GIVEN DATA: Begin

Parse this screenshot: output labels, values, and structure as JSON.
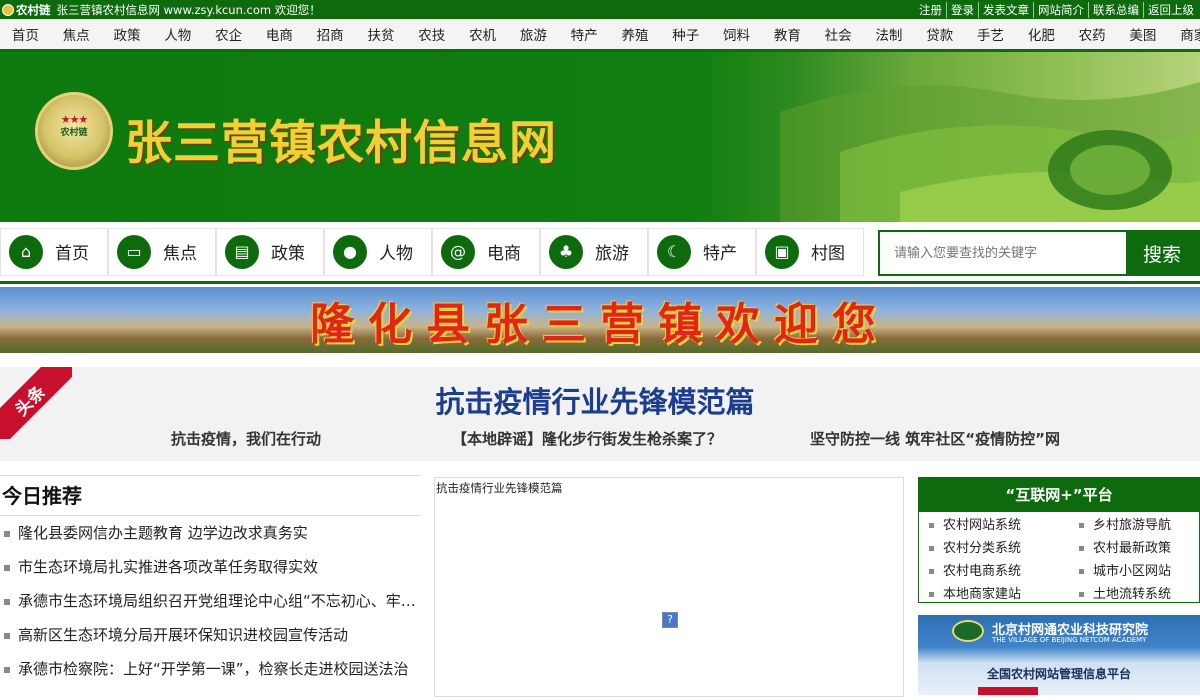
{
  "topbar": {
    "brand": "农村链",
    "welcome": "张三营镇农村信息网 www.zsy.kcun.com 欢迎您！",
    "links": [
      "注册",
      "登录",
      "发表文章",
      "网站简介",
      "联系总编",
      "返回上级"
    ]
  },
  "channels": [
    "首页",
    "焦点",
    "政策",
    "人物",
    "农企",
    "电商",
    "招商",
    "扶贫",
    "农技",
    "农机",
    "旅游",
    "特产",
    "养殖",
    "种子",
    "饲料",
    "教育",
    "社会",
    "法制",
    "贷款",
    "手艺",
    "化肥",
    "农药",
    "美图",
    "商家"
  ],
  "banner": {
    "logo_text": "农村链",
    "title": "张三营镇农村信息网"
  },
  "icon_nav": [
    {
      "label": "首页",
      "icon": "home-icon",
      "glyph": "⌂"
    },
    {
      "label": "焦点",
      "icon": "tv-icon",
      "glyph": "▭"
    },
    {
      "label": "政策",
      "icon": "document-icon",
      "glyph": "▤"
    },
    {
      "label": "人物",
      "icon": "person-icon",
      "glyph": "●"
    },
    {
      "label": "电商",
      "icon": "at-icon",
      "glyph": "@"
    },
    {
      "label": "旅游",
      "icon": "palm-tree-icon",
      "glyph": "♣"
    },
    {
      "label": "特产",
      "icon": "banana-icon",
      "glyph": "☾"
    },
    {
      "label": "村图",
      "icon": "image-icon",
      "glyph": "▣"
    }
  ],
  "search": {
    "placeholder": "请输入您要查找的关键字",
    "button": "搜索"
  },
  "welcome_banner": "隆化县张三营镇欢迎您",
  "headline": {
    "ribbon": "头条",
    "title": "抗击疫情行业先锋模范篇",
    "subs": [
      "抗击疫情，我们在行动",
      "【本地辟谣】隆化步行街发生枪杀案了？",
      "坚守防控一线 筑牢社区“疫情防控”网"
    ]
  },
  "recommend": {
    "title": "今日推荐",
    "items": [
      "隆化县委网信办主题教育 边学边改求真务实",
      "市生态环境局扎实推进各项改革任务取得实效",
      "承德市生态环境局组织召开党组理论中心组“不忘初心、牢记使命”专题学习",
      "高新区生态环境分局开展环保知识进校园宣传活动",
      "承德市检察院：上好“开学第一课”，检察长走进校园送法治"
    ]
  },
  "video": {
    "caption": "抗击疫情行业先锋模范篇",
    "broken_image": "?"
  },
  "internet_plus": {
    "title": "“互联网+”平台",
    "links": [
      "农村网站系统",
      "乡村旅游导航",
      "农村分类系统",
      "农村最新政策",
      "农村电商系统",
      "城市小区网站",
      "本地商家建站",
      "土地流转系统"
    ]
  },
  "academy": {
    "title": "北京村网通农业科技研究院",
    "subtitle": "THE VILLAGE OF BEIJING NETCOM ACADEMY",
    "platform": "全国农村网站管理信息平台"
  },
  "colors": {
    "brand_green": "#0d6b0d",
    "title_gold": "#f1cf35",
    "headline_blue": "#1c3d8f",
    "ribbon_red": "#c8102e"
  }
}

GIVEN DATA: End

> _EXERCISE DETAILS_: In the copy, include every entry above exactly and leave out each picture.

> _ANSWER FOR THIS EXERCISE_:
Parse this screenshot: output labels, values, and structure as JSON.
{
  "topbar": {
    "brand": "农村链",
    "welcome": "张三营镇农村信息网 www.zsy.kcun.com 欢迎您！",
    "links": [
      "注册",
      "登录",
      "发表文章",
      "网站简介",
      "联系总编",
      "返回上级"
    ]
  },
  "channels": [
    "首页",
    "焦点",
    "政策",
    "人物",
    "农企",
    "电商",
    "招商",
    "扶贫",
    "农技",
    "农机",
    "旅游",
    "特产",
    "养殖",
    "种子",
    "饲料",
    "教育",
    "社会",
    "法制",
    "贷款",
    "手艺",
    "化肥",
    "农药",
    "美图",
    "商家"
  ],
  "banner": {
    "logo_text": "农村链",
    "title": "张三营镇农村信息网"
  },
  "icon_nav": [
    {
      "label": "首页",
      "icon": "home-icon",
      "glyph": "⌂"
    },
    {
      "label": "焦点",
      "icon": "tv-icon",
      "glyph": "▭"
    },
    {
      "label": "政策",
      "icon": "document-icon",
      "glyph": "▤"
    },
    {
      "label": "人物",
      "icon": "person-icon",
      "glyph": "●"
    },
    {
      "label": "电商",
      "icon": "at-icon",
      "glyph": "@"
    },
    {
      "label": "旅游",
      "icon": "palm-tree-icon",
      "glyph": "♣"
    },
    {
      "label": "特产",
      "icon": "banana-icon",
      "glyph": "☾"
    },
    {
      "label": "村图",
      "icon": "image-icon",
      "glyph": "▣"
    }
  ],
  "search": {
    "placeholder": "请输入您要查找的关键字",
    "button": "搜索"
  },
  "welcome_banner": "隆化县张三营镇欢迎您",
  "headline": {
    "ribbon": "头条",
    "title": "抗击疫情行业先锋模范篇",
    "subs": [
      "抗击疫情，我们在行动",
      "【本地辟谣】隆化步行街发生枪杀案了？",
      "坚守防控一线 筑牢社区“疫情防控”网"
    ]
  },
  "recommend": {
    "title": "今日推荐",
    "items": [
      "隆化县委网信办主题教育 边学边改求真务实",
      "市生态环境局扎实推进各项改革任务取得实效",
      "承德市生态环境局组织召开党组理论中心组“不忘初心、牢记使命”专题学习",
      "高新区生态环境分局开展环保知识进校园宣传活动",
      "承德市检察院：上好“开学第一课”，检察长走进校园送法治"
    ]
  },
  "video": {
    "caption": "抗击疫情行业先锋模范篇",
    "broken_image": "?"
  },
  "internet_plus": {
    "title": "“互联网+”平台",
    "links": [
      "农村网站系统",
      "乡村旅游导航",
      "农村分类系统",
      "农村最新政策",
      "农村电商系统",
      "城市小区网站",
      "本地商家建站",
      "土地流转系统"
    ]
  },
  "academy": {
    "title": "北京村网通农业科技研究院",
    "subtitle": "THE VILLAGE OF BEIJING NETCOM ACADEMY",
    "platform": "全国农村网站管理信息平台"
  },
  "colors": {
    "brand_green": "#0d6b0d",
    "title_gold": "#f1cf35",
    "headline_blue": "#1c3d8f",
    "ribbon_red": "#c8102e"
  }
}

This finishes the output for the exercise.